# [What you are asked to do]
An exact repetition of all the entries that follow is required.

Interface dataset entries
┌────────

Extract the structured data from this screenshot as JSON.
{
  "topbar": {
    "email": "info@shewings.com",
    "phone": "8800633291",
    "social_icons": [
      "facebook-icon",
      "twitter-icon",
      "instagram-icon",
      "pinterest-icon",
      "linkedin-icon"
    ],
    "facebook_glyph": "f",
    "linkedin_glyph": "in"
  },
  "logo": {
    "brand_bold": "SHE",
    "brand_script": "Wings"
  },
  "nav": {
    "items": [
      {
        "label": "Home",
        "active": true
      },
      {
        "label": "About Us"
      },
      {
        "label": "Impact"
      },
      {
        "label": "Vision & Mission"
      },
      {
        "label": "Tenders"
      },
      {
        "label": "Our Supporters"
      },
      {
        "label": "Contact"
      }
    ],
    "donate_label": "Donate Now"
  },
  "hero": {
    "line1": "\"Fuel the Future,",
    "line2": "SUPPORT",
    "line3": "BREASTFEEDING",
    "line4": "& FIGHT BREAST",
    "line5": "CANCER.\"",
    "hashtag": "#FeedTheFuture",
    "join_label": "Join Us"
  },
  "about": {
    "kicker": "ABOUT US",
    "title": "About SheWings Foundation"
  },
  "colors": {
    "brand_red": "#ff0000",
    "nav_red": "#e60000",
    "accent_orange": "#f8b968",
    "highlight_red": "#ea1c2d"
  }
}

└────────

# [Exercise answer]
Extract the structured data from this screenshot as JSON.
{
  "topbar": {
    "email": "info@shewings.com",
    "phone": "8800633291",
    "social_icons": [
      "facebook-icon",
      "twitter-icon",
      "instagram-icon",
      "pinterest-icon",
      "linkedin-icon"
    ],
    "facebook_glyph": "f",
    "linkedin_glyph": "in"
  },
  "logo": {
    "brand_bold": "SHE",
    "brand_script": "Wings"
  },
  "nav": {
    "items": [
      {
        "label": "Home",
        "active": true
      },
      {
        "label": "About Us"
      },
      {
        "label": "Impact"
      },
      {
        "label": "Vision & Mission"
      },
      {
        "label": "Tenders"
      },
      {
        "label": "Our Supporters"
      },
      {
        "label": "Contact"
      }
    ],
    "donate_label": "Donate Now"
  },
  "hero": {
    "line1": "\"Fuel the Future,",
    "line2": "SUPPORT",
    "line3": "BREASTFEEDING",
    "line4": "& FIGHT BREAST",
    "line5": "CANCER.\"",
    "hashtag": "#FeedTheFuture",
    "join_label": "Join Us"
  },
  "about": {
    "kicker": "ABOUT US",
    "title": "About SheWings Foundation"
  },
  "colors": {
    "brand_red": "#ff0000",
    "nav_red": "#e60000",
    "accent_orange": "#f8b968",
    "highlight_red": "#ea1c2d"
  }
}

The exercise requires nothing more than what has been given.